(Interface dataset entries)
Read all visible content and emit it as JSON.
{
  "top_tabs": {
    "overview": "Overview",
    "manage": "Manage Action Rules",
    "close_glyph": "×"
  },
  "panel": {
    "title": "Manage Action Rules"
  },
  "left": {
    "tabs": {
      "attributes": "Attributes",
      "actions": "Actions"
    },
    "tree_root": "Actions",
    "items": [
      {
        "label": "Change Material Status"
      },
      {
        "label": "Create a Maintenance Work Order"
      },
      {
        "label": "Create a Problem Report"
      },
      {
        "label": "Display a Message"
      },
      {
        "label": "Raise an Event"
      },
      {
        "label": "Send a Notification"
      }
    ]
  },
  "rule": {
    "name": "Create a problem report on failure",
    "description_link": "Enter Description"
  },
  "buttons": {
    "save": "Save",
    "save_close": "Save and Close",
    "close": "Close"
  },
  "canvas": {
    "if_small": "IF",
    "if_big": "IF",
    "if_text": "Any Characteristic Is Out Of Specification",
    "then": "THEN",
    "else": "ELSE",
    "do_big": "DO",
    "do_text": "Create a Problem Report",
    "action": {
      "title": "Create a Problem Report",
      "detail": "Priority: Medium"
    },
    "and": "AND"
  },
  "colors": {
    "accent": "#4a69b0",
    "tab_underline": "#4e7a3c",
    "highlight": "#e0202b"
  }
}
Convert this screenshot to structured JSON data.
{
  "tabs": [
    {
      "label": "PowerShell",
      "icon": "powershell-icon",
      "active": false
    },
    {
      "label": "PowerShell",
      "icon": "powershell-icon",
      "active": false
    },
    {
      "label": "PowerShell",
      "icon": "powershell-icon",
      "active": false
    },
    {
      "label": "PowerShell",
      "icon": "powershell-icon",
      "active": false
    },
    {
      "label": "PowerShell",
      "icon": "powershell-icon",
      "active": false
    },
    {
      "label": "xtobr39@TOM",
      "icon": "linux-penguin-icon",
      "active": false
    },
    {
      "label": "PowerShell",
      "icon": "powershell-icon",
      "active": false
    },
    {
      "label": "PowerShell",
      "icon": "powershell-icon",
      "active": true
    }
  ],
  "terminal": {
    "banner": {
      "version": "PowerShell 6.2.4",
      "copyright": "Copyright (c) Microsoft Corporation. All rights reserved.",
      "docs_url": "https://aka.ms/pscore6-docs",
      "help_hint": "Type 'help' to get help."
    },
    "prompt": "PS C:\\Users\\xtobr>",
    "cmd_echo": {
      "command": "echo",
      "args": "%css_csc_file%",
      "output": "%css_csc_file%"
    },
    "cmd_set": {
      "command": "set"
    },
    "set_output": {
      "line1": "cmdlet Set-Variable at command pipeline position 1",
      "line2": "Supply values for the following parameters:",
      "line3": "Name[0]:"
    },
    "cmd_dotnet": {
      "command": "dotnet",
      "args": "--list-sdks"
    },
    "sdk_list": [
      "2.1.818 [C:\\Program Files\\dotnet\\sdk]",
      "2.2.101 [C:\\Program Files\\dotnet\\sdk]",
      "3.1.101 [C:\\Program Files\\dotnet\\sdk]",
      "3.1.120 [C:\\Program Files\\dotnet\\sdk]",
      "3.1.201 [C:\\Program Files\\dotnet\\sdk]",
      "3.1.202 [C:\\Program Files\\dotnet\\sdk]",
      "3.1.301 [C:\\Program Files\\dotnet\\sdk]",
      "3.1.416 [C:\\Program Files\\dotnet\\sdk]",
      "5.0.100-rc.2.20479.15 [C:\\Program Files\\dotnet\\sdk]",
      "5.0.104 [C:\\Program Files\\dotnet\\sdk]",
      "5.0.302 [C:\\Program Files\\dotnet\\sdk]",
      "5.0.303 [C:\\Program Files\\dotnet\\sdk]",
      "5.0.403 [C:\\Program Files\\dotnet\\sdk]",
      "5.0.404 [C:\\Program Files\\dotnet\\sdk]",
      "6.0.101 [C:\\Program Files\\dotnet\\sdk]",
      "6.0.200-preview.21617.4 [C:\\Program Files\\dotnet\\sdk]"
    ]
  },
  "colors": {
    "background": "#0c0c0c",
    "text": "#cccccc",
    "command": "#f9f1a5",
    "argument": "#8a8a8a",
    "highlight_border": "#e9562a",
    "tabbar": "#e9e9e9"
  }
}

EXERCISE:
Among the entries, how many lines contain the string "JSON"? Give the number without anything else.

ANSWER SECTION:
2